» Task brief
Print out the records precisely, keeping each line identical to its source.

» Provided records
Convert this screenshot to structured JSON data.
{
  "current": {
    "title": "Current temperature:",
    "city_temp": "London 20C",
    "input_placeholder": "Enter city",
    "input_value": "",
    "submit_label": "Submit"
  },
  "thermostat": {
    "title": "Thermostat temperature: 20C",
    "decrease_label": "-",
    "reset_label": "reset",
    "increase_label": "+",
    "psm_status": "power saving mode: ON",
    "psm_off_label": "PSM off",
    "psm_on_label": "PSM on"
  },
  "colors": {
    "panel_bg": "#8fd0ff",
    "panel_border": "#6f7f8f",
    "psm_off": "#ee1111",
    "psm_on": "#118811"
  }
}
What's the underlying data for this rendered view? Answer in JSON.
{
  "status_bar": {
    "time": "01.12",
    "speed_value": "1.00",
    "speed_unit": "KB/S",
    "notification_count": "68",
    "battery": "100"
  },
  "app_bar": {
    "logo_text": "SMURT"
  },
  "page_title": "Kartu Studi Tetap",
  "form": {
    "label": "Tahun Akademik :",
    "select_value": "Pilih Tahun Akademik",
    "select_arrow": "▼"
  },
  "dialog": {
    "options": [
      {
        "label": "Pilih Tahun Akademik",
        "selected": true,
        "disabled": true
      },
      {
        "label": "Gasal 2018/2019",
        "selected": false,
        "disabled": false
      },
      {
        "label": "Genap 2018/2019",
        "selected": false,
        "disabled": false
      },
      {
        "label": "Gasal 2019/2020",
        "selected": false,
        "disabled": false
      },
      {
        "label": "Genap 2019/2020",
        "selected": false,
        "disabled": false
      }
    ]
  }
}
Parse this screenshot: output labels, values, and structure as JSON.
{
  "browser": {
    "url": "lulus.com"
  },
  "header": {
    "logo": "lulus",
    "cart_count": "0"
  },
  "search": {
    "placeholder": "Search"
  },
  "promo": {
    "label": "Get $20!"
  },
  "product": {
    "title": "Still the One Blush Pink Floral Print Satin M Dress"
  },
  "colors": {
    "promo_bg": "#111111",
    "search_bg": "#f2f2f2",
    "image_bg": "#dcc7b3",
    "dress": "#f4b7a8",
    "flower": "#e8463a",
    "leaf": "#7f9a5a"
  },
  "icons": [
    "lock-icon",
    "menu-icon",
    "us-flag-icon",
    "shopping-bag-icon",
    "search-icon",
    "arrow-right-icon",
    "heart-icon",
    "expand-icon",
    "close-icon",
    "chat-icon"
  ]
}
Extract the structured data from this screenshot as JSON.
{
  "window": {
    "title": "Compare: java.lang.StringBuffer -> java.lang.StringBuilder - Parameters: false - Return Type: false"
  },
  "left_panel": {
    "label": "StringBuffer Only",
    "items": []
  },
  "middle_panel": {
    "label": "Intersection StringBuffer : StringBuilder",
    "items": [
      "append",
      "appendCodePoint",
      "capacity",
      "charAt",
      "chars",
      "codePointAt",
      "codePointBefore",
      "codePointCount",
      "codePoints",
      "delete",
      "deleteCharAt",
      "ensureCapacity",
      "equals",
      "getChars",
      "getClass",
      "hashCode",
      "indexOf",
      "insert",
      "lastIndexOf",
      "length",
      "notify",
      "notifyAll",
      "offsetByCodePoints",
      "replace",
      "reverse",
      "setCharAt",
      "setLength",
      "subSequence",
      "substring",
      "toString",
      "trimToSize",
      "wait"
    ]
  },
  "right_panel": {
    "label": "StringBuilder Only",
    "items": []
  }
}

» Result of this exercise
Convert this screenshot to structured JSON data.
{
  "current": {
    "title": "Current temperature:",
    "city_temp": "London 20C",
    "input_placeholder": "Enter city",
    "input_value": "",
    "submit_label": "Submit"
  },
  "thermostat": {
    "title": "Thermostat temperature: 20C",
    "decrease_label": "-",
    "reset_label": "reset",
    "increase_label": "+",
    "psm_status": "power saving mode: ON",
    "psm_off_label": "PSM off",
    "psm_on_label": "PSM on"
  },
  "colors": {
    "panel_bg": "#8fd0ff",
    "panel_border": "#6f7f8f",
    "psm_off": "#ee1111",
    "psm_on": "#118811"
  }
}
What's the underlying data for this rendered view? Answer in JSON.
{
  "status_bar": {
    "time": "01.12",
    "speed_value": "1.00",
    "speed_unit": "KB/S",
    "notification_count": "68",
    "battery": "100"
  },
  "app_bar": {
    "logo_text": "SMURT"
  },
  "page_title": "Kartu Studi Tetap",
  "form": {
    "label": "Tahun Akademik :",
    "select_value": "Pilih Tahun Akademik",
    "select_arrow": "▼"
  },
  "dialog": {
    "options": [
      {
        "label": "Pilih Tahun Akademik",
        "selected": true,
        "disabled": true
      },
      {
        "label": "Gasal 2018/2019",
        "selected": false,
        "disabled": false
      },
      {
        "label": "Genap 2018/2019",
        "selected": false,
        "disabled": false
      },
      {
        "label": "Gasal 2019/2020",
        "selected": false,
        "disabled": false
      },
      {
        "label": "Genap 2019/2020",
        "selected": false,
        "disabled": false
      }
    ]
  }
}
Parse this screenshot: output labels, values, and structure as JSON.
{
  "browser": {
    "url": "lulus.com"
  },
  "header": {
    "logo": "lulus",
    "cart_count": "0"
  },
  "search": {
    "placeholder": "Search"
  },
  "promo": {
    "label": "Get $20!"
  },
  "product": {
    "title": "Still the One Blush Pink Floral Print Satin M Dress"
  },
  "colors": {
    "promo_bg": "#111111",
    "search_bg": "#f2f2f2",
    "image_bg": "#dcc7b3",
    "dress": "#f4b7a8",
    "flower": "#e8463a",
    "leaf": "#7f9a5a"
  },
  "icons": [
    "lock-icon",
    "menu-icon",
    "us-flag-icon",
    "shopping-bag-icon",
    "search-icon",
    "arrow-right-icon",
    "heart-icon",
    "expand-icon",
    "close-icon",
    "chat-icon"
  ]
}
Extract the structured data from this screenshot as JSON.
{
  "window": {
    "title": "Compare: java.lang.StringBuffer -> java.lang.StringBuilder - Parameters: false - Return Type: false"
  },
  "left_panel": {
    "label": "StringBuffer Only",
    "items": []
  },
  "middle_panel": {
    "label": "Intersection StringBuffer : StringBuilder",
    "items": [
      "append",
      "appendCodePoint",
      "capacity",
      "charAt",
      "chars",
      "codePointAt",
      "codePointBefore",
      "codePointCount",
      "codePoints",
      "delete",
      "deleteCharAt",
      "ensureCapacity",
      "equals",
      "getChars",
      "getClass",
      "hashCode",
      "indexOf",
      "insert",
      "lastIndexOf",
      "length",
      "notify",
      "notifyAll",
      "offsetByCodePoints",
      "replace",
      "reverse",
      "setCharAt",
      "setLength",
      "subSequence",
      "substring",
      "toString",
      "trimToSize",
      "wait"
    ]
  },
  "right_panel": {
    "label": "StringBuilder Only",
    "items": []
  }
}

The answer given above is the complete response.